Bentley gets his big plays on standard downs. On passing downs, however...
...the Gamecocks don’t have a lot of answers. They’re pretty poor in must-pass situations. They’re almost as bad as Arkansas at protecting Bentley (Texas A&M had seven sacks last week, including 5 on South Carolina’s 20 passing down dropbacks). Arkansas is often victimized by big plays here, so don’t be surprised if the Gamecocks do poorly on third down overall but manage to hit one long touchdown pass.
This is why I absolutely think South Carolina has to run the ball well on early downs. The Gamecocks are really bad at third-and-medium and not much better at third-and-long.
Here are Bentley’s targets:
- Bryan Edwards: 42 targets, 25 catches, 337 yards, 8.0 yards per target, -3 EV
- Hayden Hurst (TE): 26 targets, 17 catches, 221 yards, 8.5 yards per target, +11 EV
- Shi Smith: 21 targets, 12 catches, 170 yards, 8.1 yards per target, +3 EV
- OrTre Smith: 8 targets, 6 catches, 73 yards, 9.1 yards per target, +10 EV
Edwards probably gets more targets than he can handle. Hurst, the tight end, is very dangerous. Arkansas hasn’t faced a true pass-catching tight end this season, so that should be interesting. I’m a little worried that he could soften up the middle of Arkansas’ coverage and open up some windows for Bentley.
Missing from the lineup is Deebo Samuel, whose +22 EV this season still leads the team by a large margin. Samuel managed 250 receiving yards, 30 rushing yards, and a pair of kickoff return touchdowns in just three games before being lost for the season against Kentucky. South Carolina’s offense hasn’t looked the same without him, and they definitely don’t have a Christian Kirk-like player on offense now.
On special teams
Neither team has very good special teams. The S&P formula calculates special teams efficiency: Arkansas is 112th nationally and South Carolina is 108th. Here’s a quick rundown:
- If you can believe it, South Carolina has a worse field goal unit than Arkansas. That’s because they keep trying: two placekickers have combined to go 3 of 10 in field goals and miss an extra point. Seven misses in five games. Incredible. Hopefully neither team tries one on Saturday.
- South Carolina’s punting unit is below-average, with Joseph Charlton allowing 18 returns on 23 punts with just 4 dropped inside the 20.
- South Carolina averages 7.6 yards on 7 punt returns this season. That’s about average. Samuel took two kickoffs back for touchdowns, but without him, the Gamecocks average fewer than 20 yards per kickoff return, which isn’t very good.
- The Gamecocks’ lone special teams strength is kickoff coverage. Opponents start inside their own 25 after 91% of Gamecock kickoffs. The Hogs will be better off taking touchbacks on kickoffs to the goal line.
Keys to the game
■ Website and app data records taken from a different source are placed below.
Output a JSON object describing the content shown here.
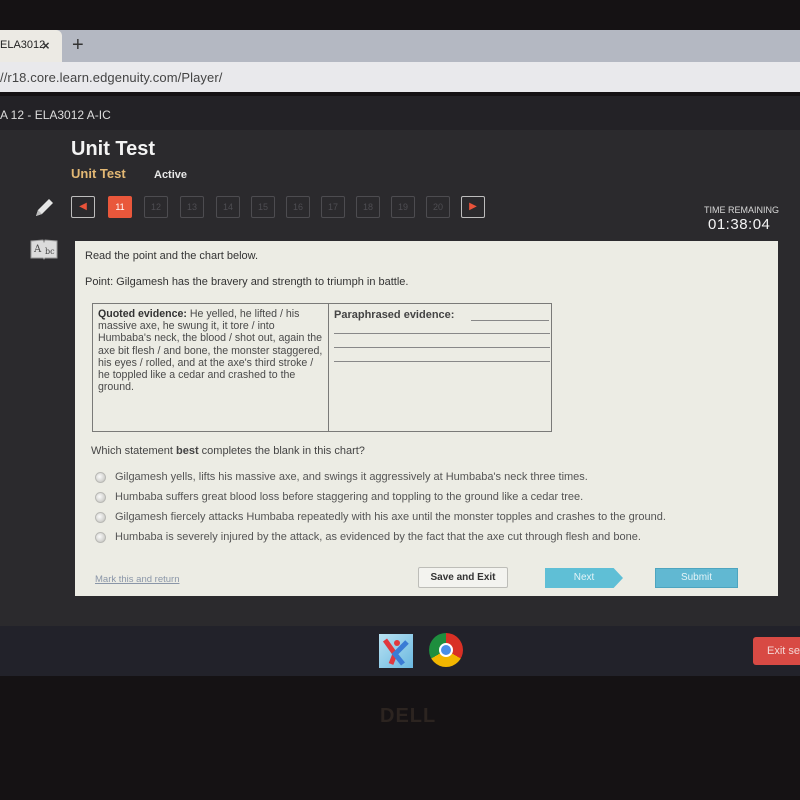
{
  "browser": {
    "tab_title": "ELA3012",
    "tab_close": "×",
    "new_tab": "+",
    "url": "//r18.core.learn.edgenuity.com/Player/"
  },
  "app": {
    "course_title": "A 12 - ELA3012 A-IC",
    "page_title": "Unit Test",
    "sub_title": "Unit Test",
    "status": "Active",
    "tools": [
      "pencil-icon",
      "dictionary-icon"
    ],
    "question_nav": {
      "prev": "◀",
      "next": "▶",
      "current": "11",
      "items": [
        "11",
        "12",
        "13",
        "14",
        "15",
        "16",
        "17",
        "18",
        "19",
        "20"
      ]
    },
    "timer": {
      "label": "TIME REMAINING",
      "value": "01:38:04"
    }
  },
  "content": {
    "instruction": "Read the point and the chart below.",
    "point": "Point: Gilgamesh has the bravery and strength to triumph in battle.",
    "chart": {
      "quoted_label": "Quoted evidence:",
      "quoted_text": "He yelled, he lifted / his massive axe, he swung it, it tore / into Humbaba's neck, the blood / shot out, again the axe bit flesh / and bone, the monster staggered, his eyes / rolled, and at the axe's third stroke / he toppled like a cedar and crashed to the ground.",
      "paraphrased_label": "Paraphrased evidence:"
    },
    "question_prefix": "Which statement ",
    "question_bold": "best",
    "question_suffix": " completes the blank in this chart?",
    "options": [
      "Gilgamesh yells, lifts his massive axe, and swings it aggressively at Humbaba's neck three times.",
      "Humbaba suffers great blood loss before staggering and toppling to the ground like a cedar tree.",
      "Gilgamesh fiercely attacks Humbaba repeatedly with his axe until the monster topples and crashes to the ground.",
      "Humbaba is severely injured by the attack, as evidenced by the fact that the axe cut through flesh and bone."
    ],
    "footer": {
      "mark_link": "Mark this and return",
      "save_exit": "Save and Exit",
      "next": "Next",
      "submit": "Submit"
    }
  },
  "taskbar": {
    "apps": [
      "edgenuity-app-icon",
      "chrome-icon"
    ],
    "exit_button": "Exit ses"
  },
  "bezel": {
    "logo": "DELL"
  },
  "colors": {
    "accent_orange": "#e9573b",
    "subtitle_gold": "#e3b874",
    "button_blue": "#5fbfd6",
    "exit_red": "#d84a44"
  }
}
- Stop the run. It’s pretty simple: Arkansas’ pass defense is good enough to win this game, barely. They need the run defense to keep South Carolina from establishing its offense. Remember the chart with all those PUSHES? Well, the Hog defensive front needs to PUSH. They don’t need a bunch of tackles for loss or forced fumbles — they just need enough stops to frustrate South Carolina into abandoning the run and picking on Arkansas’ decent secondary.
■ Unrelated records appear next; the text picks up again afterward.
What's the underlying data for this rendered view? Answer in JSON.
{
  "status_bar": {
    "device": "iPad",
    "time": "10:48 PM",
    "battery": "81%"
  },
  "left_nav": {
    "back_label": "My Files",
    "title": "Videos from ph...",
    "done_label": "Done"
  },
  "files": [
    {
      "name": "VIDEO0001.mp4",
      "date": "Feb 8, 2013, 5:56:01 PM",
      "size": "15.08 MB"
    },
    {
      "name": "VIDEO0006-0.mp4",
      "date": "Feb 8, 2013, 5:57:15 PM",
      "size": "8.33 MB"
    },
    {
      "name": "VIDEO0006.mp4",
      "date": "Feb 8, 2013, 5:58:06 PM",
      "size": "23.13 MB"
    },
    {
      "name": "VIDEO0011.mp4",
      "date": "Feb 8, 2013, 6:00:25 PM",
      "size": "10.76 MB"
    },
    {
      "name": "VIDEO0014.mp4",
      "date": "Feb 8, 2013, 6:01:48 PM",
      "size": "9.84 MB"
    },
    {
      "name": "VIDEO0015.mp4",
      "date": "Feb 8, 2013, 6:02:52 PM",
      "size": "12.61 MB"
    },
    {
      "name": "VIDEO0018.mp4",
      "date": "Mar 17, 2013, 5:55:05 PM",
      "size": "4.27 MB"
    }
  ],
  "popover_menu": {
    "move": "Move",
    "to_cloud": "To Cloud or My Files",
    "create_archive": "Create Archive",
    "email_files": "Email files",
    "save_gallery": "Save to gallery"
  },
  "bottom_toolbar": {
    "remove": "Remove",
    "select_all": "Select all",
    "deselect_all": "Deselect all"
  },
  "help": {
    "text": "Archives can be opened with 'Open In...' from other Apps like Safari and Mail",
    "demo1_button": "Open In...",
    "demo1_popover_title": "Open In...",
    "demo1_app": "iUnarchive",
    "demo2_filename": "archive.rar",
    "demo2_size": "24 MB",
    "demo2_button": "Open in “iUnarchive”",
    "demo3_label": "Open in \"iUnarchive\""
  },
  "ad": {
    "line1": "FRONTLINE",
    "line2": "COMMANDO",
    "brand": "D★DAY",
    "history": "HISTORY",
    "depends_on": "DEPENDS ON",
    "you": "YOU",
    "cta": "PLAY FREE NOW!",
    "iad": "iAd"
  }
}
- Mind the tight end. Tight ends didn’t burn the Hogs last year, but this 3-4 defense hasn’t seen one yet. The Hogs need to keep Hayden Hurst from looking like another well-known tight end with the initials “HH”. In a worse-case scenario, Hurst becomes the third-down converter for Bentley. Don’t let that happen.
- Second down fireworks. I think Arkansas will be able to run on standard downs. Not well, but decently, and with high efficiency. South Carolina’s biggest weakness will be stopping the pass on second-and-medium. Brandon Allen mastered this down-and-distance in 2015, but Austin hasn’t gotten there yet. The Gamecocks will play soft and won’t get much pressure, so it’s an ideal time to hit short and medium passes to get those Gamecock defenders out of the box.
If Arkansas can’t win this game, it’s hard to see another conference win until the season finale against Missouri. The Gamecocks are weak in all the places they need to be strong to beat Arkansas, like rushing, early-downs pressure, and special teams. Still, the Hogs have a way of playing into their opponents’ hands, so we’ll see.